The AI was trained using 50 hours of archival footage, spanning 14 years, from chimpanzees in Bossou, Guinea.

A total of 23 primates of all different ages were studied, which yielded 10 million facial images. The AI had an overall recognition accuracy rate of 92% and performed well under low-light and poor-quality images. Furthermore, when pitted against researches experienced in identifying chimps, the AI achieved 84% accuracy, taking 30 seconds to complete, while humans had an average accuracy of 42% and took 55 minutes.

By using the power of machine learning, it’s feasible to measure long-term behavior, like observing how social interaction in a group change over several generations.

This technology has the potential to be used for many things in the future, such as monitoring different species for conservation and help drive the adoption of AI systems to solve a range of problems in wildlife sciences. Researcher and DPhil student at Oxford’s Primate Models Lab Dan Schofield explained that the ability to closely monitor different species and populations using automated systems will be crucial for conservation efforts and behavioral research.

This not only highlights the many versatile uses of AI for primate research but how these advances can be applied in the human world.

With this in mind, the pace at which the development and application of AI are increasing in the US is moving rapidly, with law-enforcement, airport security, healthcare, and social media platforms, all using it to protect and enrich our lives. But MIT researcher Joy Boulamwini noted in her TED Talk how AI facial recognition algorithms are biased, and it’s the reason why the current technology is often less accurate for women and people with darker skin tones. This is a problem as implementing biased technology in high footfall areas like airports could generate a lot of false positives.

Boulamwini’s research, therefore, prompted AI scientists to improve their algorithms, especially as biometric facial recognition is becoming more widespread across a number of sectors.

With more students entering the field of AI research, it’s important that they keep in mind these biases and learn to avoid them. Online learning giant Udemy has more than 200 AI courses than help professionals ‘solve unique problems in the industry’ and shows just how disruptive AI technology is right now.

The learning platform’s range of courses are applicable to almost every major industry, including manufacturing, medical services, retail, and even music.

With the algorithmic bias issue at the forefront of research and the AI algorithms developed by the Oxford researchers, the potential for AI-driven facial recognition increases even further as professionals continue to develop their skills to solve these pressing issues.

Although it’s a little early to predict where facial recognition technology will be in the next few years, it will certainly become ubiquitous for law-enforcement in tracking criminals and other threats.

Aside from conservation, healthcare is the next big field with personalized humanoid, AI-driven robots that can help identify health symptoms, while taking on work from doctors so that they can focus on more serious cases.

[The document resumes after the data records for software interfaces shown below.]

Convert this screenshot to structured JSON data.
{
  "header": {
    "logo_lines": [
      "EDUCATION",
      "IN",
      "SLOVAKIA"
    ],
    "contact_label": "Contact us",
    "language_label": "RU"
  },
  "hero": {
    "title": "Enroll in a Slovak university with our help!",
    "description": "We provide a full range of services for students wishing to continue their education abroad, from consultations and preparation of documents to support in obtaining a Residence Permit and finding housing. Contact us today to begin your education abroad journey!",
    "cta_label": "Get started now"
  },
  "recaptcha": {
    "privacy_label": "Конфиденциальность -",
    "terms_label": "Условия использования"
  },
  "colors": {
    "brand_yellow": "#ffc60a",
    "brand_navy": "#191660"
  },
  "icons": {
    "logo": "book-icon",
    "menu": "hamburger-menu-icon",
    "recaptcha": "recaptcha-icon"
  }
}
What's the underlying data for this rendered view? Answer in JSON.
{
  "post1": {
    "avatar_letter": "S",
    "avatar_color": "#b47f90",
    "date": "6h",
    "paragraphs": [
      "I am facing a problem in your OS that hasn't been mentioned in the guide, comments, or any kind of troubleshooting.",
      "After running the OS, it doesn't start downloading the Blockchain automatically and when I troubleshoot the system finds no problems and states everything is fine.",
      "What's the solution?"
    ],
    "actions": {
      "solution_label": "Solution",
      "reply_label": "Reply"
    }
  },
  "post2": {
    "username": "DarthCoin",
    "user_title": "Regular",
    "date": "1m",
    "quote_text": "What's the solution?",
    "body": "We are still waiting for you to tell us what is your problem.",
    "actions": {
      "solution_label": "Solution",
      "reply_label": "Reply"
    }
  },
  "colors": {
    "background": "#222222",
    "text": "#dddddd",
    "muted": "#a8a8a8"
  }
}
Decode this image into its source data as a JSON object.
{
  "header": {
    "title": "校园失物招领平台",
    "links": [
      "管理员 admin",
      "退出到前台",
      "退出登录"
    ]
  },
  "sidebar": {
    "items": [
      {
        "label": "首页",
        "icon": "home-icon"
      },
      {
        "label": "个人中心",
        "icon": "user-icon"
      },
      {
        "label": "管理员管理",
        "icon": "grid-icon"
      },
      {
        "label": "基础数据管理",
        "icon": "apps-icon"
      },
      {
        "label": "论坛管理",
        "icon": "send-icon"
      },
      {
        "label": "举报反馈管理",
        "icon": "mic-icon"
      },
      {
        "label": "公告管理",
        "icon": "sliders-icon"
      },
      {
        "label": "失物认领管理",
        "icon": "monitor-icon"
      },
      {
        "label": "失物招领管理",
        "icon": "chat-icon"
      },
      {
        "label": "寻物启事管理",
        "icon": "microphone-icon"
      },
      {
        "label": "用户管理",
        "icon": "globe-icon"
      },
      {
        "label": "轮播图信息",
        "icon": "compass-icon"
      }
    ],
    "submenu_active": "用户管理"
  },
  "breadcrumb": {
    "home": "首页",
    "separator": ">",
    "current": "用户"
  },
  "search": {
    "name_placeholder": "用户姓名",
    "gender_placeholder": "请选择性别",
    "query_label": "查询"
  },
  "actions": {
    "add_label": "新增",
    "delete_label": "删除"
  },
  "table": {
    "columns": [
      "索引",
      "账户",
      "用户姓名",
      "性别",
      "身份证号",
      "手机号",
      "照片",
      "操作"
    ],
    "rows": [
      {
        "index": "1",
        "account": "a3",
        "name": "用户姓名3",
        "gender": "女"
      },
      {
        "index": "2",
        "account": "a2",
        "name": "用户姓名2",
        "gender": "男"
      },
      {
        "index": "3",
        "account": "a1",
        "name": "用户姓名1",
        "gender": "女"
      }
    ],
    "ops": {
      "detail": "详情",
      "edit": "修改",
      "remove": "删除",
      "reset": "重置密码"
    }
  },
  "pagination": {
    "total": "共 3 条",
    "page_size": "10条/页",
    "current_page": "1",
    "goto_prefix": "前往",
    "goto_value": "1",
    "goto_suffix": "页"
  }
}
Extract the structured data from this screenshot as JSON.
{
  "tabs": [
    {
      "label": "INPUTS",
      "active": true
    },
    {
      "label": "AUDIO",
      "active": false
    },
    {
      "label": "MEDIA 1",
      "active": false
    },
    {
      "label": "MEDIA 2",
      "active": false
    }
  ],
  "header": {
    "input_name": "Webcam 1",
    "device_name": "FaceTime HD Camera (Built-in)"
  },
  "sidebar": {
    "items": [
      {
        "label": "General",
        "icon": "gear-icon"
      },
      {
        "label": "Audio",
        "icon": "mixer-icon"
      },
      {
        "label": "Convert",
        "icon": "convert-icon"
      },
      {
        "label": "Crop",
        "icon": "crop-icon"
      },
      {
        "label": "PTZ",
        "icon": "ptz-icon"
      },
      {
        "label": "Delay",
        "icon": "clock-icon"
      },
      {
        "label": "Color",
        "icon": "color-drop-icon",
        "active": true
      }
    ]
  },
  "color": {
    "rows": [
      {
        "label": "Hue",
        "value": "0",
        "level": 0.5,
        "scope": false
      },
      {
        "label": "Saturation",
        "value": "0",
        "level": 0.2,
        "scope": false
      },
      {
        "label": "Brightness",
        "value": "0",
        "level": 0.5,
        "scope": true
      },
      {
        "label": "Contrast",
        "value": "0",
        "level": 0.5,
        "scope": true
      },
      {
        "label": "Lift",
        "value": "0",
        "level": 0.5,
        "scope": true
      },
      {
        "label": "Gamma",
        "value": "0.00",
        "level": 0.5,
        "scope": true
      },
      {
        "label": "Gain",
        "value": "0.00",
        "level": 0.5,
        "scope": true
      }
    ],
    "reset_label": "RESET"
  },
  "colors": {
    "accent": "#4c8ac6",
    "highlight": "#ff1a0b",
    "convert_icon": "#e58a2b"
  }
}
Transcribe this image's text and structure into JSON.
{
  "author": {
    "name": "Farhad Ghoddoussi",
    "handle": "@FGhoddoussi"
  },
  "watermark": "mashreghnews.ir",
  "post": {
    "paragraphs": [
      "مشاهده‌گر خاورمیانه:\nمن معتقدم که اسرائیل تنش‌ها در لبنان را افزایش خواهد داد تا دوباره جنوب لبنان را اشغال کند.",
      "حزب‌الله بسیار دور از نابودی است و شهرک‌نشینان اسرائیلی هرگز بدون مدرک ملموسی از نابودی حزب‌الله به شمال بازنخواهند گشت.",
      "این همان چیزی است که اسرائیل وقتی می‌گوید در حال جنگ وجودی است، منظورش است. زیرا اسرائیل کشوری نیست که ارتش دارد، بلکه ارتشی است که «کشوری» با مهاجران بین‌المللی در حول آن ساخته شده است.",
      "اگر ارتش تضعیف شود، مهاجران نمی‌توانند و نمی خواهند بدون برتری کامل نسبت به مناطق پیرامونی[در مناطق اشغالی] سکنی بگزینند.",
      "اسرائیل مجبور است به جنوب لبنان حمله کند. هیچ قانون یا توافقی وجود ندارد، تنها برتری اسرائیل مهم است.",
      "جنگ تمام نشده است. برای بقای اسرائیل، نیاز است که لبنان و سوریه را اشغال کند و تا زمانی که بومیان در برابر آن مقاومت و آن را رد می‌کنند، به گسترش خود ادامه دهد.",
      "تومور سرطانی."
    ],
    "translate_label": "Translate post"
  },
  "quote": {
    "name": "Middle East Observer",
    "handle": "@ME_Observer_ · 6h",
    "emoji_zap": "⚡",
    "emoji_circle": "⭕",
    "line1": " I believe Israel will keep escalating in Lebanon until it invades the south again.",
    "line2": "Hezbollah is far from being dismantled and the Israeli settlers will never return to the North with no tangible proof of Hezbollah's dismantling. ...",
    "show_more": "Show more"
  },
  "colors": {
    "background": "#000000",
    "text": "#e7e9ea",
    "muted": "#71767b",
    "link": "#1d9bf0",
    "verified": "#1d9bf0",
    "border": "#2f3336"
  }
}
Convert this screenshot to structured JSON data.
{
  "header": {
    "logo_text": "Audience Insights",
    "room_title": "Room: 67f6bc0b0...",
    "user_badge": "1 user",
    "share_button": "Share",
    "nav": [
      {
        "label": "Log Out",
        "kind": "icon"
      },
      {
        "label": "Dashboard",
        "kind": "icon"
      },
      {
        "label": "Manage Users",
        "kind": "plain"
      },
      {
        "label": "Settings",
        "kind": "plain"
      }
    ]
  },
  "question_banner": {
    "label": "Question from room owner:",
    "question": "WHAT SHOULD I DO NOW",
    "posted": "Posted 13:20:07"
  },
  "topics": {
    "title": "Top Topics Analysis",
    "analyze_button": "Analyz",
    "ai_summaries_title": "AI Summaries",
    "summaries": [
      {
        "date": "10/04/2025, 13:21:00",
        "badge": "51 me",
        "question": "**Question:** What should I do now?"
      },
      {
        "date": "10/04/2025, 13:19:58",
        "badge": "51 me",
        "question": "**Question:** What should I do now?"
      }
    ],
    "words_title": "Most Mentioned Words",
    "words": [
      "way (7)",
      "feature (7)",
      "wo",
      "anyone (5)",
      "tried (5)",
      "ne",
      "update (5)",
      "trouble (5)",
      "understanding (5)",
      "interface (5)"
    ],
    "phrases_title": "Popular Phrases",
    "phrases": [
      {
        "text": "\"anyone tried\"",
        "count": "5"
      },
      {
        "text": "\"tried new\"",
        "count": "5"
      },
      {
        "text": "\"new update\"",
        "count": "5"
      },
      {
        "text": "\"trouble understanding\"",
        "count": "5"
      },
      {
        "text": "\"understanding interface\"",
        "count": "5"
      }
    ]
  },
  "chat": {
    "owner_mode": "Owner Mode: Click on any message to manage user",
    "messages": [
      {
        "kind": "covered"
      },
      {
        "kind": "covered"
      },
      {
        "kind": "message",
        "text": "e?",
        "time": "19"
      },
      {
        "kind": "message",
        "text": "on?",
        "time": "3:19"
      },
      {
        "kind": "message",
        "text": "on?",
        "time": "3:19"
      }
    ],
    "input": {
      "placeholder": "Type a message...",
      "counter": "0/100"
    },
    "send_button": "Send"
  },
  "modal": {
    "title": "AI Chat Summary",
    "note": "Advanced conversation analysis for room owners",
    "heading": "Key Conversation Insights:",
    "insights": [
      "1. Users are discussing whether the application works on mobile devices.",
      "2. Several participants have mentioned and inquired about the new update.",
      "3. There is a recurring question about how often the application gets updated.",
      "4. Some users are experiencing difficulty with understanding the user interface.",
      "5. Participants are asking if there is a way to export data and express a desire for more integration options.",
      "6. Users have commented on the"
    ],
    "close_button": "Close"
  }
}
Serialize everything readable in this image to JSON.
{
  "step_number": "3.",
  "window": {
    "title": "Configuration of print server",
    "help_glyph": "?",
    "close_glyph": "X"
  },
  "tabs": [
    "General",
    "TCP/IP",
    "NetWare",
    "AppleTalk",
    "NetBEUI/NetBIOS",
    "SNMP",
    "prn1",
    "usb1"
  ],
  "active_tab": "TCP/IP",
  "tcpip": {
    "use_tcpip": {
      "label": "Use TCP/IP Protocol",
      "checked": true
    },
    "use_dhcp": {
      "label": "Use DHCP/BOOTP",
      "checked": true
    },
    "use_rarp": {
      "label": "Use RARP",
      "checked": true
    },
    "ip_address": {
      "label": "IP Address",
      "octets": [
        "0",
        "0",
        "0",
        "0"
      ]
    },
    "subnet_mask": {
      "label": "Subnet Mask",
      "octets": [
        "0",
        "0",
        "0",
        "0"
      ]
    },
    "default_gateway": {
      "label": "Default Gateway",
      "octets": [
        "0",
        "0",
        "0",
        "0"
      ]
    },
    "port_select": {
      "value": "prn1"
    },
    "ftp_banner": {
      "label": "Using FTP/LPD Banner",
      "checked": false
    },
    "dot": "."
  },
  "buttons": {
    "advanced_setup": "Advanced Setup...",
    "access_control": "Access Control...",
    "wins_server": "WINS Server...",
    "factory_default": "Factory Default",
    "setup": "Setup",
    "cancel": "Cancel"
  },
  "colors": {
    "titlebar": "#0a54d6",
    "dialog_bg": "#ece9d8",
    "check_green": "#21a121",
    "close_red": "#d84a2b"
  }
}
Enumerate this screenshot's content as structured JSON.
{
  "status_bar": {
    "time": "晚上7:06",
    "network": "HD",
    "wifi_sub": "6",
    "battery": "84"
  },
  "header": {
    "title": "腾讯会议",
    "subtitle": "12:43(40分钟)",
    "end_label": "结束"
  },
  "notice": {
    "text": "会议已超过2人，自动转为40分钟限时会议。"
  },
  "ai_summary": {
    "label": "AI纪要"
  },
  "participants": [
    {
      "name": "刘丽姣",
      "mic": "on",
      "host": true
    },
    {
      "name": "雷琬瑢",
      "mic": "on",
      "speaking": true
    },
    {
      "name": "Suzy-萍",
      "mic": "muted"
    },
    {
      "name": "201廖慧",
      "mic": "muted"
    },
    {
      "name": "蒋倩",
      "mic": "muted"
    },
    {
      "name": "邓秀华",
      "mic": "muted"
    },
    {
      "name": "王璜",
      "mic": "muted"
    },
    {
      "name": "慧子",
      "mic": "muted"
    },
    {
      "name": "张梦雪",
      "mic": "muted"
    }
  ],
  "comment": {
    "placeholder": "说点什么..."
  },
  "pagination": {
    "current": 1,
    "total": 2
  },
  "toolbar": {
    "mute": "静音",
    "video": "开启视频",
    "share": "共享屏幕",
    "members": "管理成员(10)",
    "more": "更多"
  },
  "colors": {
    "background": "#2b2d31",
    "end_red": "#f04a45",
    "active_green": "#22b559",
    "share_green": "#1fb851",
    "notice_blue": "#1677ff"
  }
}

The all-out market for AI-equipped cameras and software is predicted to be worth $7.76 billion in three years, and with the over 62 million security cameras in the U.S. alone, and millions more in everyone’s pockets, facial recognition will certainly become more widespread globally.